I wasn’t at Town Hall on Monday, February 20th but I watched the proceedings from the comfort of home. Too bad what I heard didn’t make me very comfortable. I appreciated the emotional and heartfelt comments from those who want the Town of Chapel Hill to be the first jurisdiction in North Carolina to ban the use of cell phones while driving. I get that driving while distracted is not conducive to the safe operation of a moving vehicle, and I also get that unsafe driving puts people at risk.
What I don’t get is how the proposed ordinance with various loophole exceptions solves the problem. As a secondary offense, a police officer can only cite you for cell phone use if you are stopped for some other reason. If that’s the objective, the fine of $25 isn’t much of a deterrent. How will officers know if you were using a hands-free device? I guess the officer can say your lips were moving, but do we want to place our officers in that position? The last thing we need is an ordinance that is overly difficult to enforce.
Moreover, we aren’t even sure that the proposed ordinance is legal. I didn’t feel very reassured when I heard our Town Attorney say that he believed it could withstand a court challenge. Of course that might mean we will have to spend money on another court case and surely, we have better things to do with our money. Education is the key so let’s educate about all driving distractions and not pass an ineffective ordinance just to be able to brag that we were first. Is there a disconnect here?
Postscript: Some think that the General Assembly has failed to pass legislation banning the use of cell phones because they lack political courage. Are there other explanations that we might consider?
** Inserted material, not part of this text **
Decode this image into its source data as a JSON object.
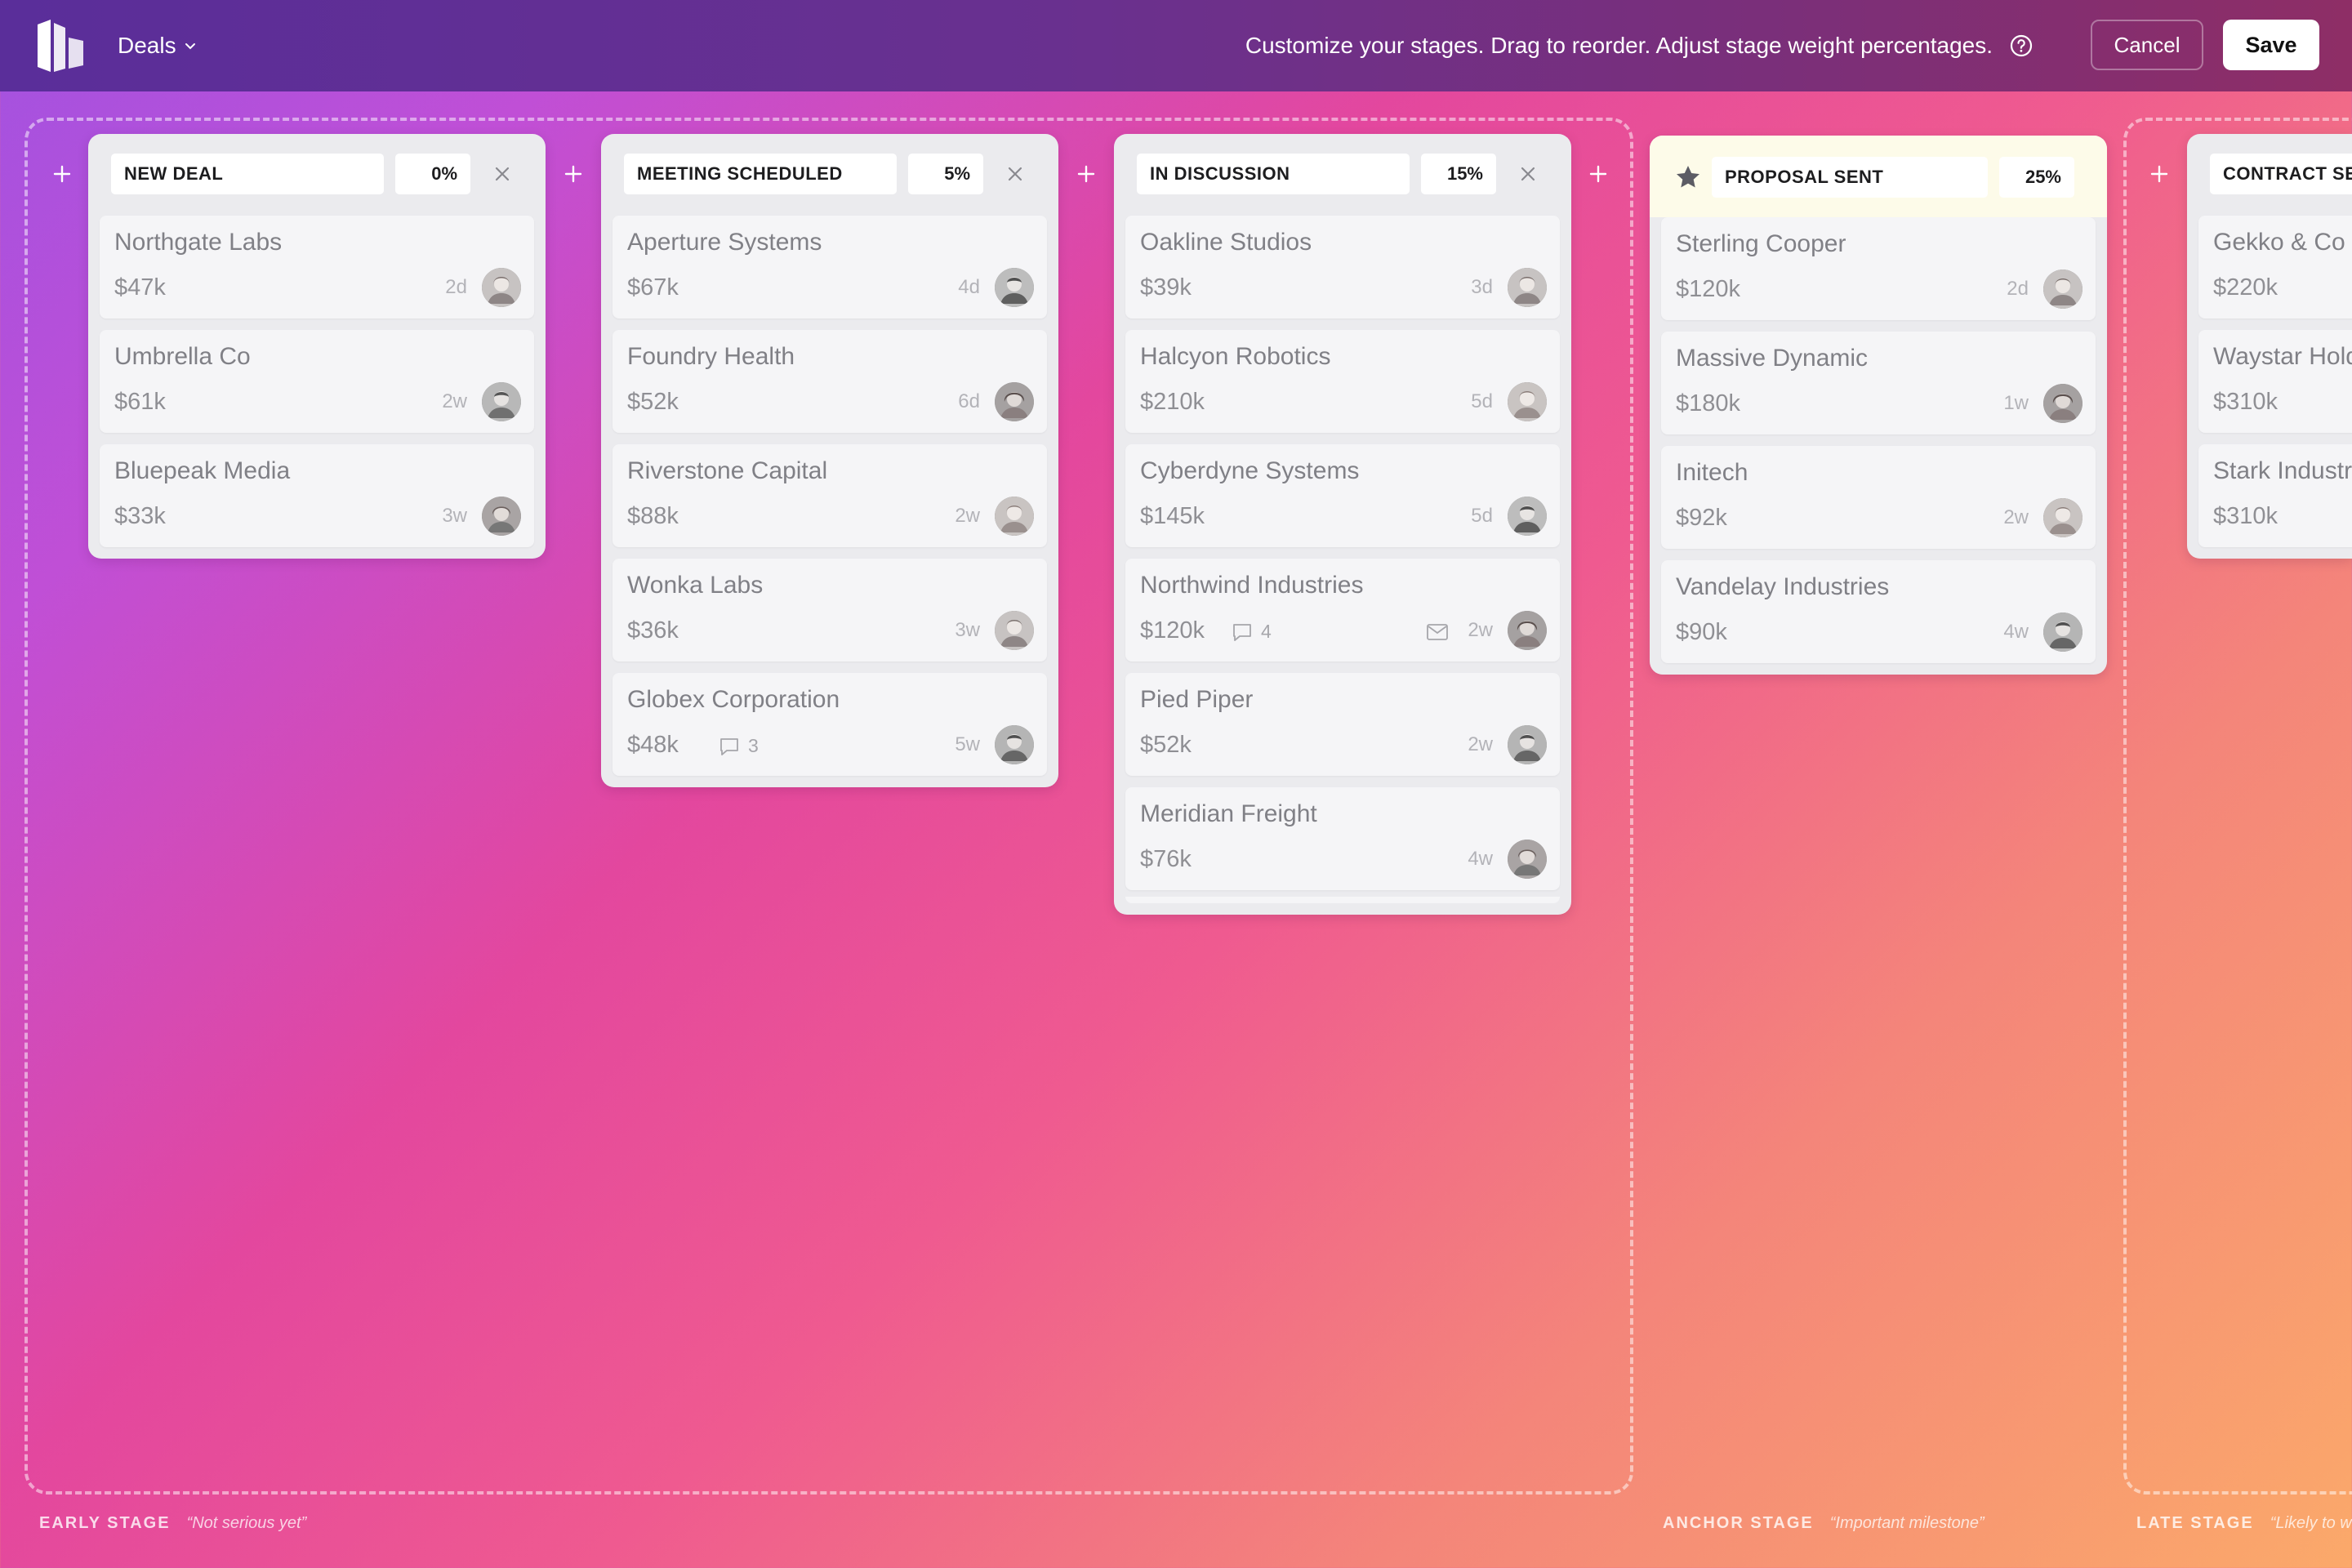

I think that some understand what this would mean for those who would have to enforce it. Our police officers deserve better and we should spend our energy finding ways to enhance our educational efforts. Can we really make all of the things people do in their cars that are distractions to safe diving a violation of the law?http://chapelboro.com/columns/the-commentators/is-there-a-disconnect-here